The Spirit of Clockworld|Canon

on the inspirations, the spirit, and philosophies of Canon


It's a hard question to answer, "Why did I want to design Canon as a game and not just stick to it as a fictional setting" My answer is very simple. I want to have fun, tell stories, and play make believe games with a healthy dose of suspension-of-disbelief. An RPG set on my fictional world is a great way to do all three in just one place. Besides, this isn't just a playground for me. I don't want it to be just another playground at all. It is also a sandbox for ideas from people who wish to share their minds with each other over beer & pretzels, or coffee & cream.

Canon as a setting serves as a collection of insights and perceptions on what the real world means to me. In a way, you could call this an alternative earth; the product of my whims and fancies, especially my speculations and my unashamed admiration for the clever, the awesome, the fun, and at the utmost--the cool. All of these are tied together by people having fun; ideas bound together by narrative, exposition, and experiment; a game for reasonable adults through which they may discover more about themselves through constructive imagination. This is as much a place for the dreamer and he explorer as it is for escapists and gamers.

Now, "Why did it have to be clockpunk?" Now this is a much simpler thing to ask myself and answer. I chose clockpunk just as much as clockpunk chose me. When I first encountered steampunk, of which clockpunk is a variation, I had thought at first that it was nothing more than a motif used by speculative fiction writers to embellish their material; it was nothing more than a visual curiosity of alternate histories which are usually of western perspective. What truly fascinated me about the material then was how different it was from both science fiction and fantasy. One could easily say that it was a melding of the two into one, but yet it held its own mystique. I never bothered to look too deep into it. I was still much more focused on sleeker and sexier material like the Front Mission Series, or D20 Modern, or other future tech content.
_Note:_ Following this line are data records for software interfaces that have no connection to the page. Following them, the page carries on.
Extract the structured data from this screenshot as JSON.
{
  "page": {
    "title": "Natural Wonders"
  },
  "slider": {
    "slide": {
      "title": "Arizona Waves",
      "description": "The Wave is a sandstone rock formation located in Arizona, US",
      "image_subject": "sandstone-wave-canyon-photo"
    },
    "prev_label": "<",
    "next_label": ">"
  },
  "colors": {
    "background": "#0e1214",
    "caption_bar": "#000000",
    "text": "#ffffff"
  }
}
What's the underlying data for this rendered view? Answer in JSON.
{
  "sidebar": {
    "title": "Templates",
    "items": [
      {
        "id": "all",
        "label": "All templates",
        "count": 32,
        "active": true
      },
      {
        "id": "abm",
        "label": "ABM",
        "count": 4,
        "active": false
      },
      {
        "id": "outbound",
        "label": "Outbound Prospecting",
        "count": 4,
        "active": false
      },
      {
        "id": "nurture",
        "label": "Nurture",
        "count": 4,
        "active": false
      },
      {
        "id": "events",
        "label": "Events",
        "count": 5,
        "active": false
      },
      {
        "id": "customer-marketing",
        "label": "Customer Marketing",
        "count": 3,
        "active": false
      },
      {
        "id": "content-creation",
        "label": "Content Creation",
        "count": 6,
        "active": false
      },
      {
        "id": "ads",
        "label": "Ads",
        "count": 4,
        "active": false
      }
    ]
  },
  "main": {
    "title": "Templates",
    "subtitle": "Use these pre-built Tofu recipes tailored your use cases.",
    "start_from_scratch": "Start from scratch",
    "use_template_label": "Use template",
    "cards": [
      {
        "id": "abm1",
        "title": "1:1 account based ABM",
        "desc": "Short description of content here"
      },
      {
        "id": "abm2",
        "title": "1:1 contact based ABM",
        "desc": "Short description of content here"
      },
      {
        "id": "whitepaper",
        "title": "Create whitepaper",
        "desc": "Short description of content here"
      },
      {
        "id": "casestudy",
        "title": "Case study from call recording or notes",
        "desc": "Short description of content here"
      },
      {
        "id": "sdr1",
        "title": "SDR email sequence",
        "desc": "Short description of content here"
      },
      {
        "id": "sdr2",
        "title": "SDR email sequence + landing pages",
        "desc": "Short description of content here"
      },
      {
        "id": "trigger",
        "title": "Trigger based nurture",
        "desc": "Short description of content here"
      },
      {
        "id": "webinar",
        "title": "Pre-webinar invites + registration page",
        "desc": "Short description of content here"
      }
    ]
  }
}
I continued to allow it to inspire me though, bookmarking various websites about steampunk and visiting these occasionally to amuse myself. It was then that I discovered that it was not just a genre after all. It was a lifestyle, a collection of philosophies, and entire subculture existing for and by itself. Three things finally captured me and cemented my belief that I had found my niche; steampunk offered a perspective on design and technology that was more intuitive than dogmatic, more personal than collective; steampunk reinvented and reintroduced to me the intellectualism of an older, sepia-toned, and alluring world; and lastly, steampunk made me value personal skill, intelligence, and craftsmanship in the creation of an object over the material qualities of the object itself.

In a world where even culture is mass produced, many symbols have begun to lose their meaning and beauty. We have invented a term for every human condition we could discover and have defined them within rigid schema. In a world where money could buy everything, and everything was made to be bought, what has become of creativity and true ownership? It has become trivialized. In the end, the only way anyone could truly own anything anymore, be it their personality, identity, material possessions, and so on, is through personal craftsmanship. Meaning is now personal. Understanding is now personal. Reality is now personal. The only way we may maintain our individuality in our times is no longer just through the beliefs we hold, the stands we make, and the things way like or unlike. Our individuality must now be discovered through personal industry, labor which may seem selfish, but only because its meaning and value is only apparent first and foremost to the one who employed it.

The war we need most win is the war within.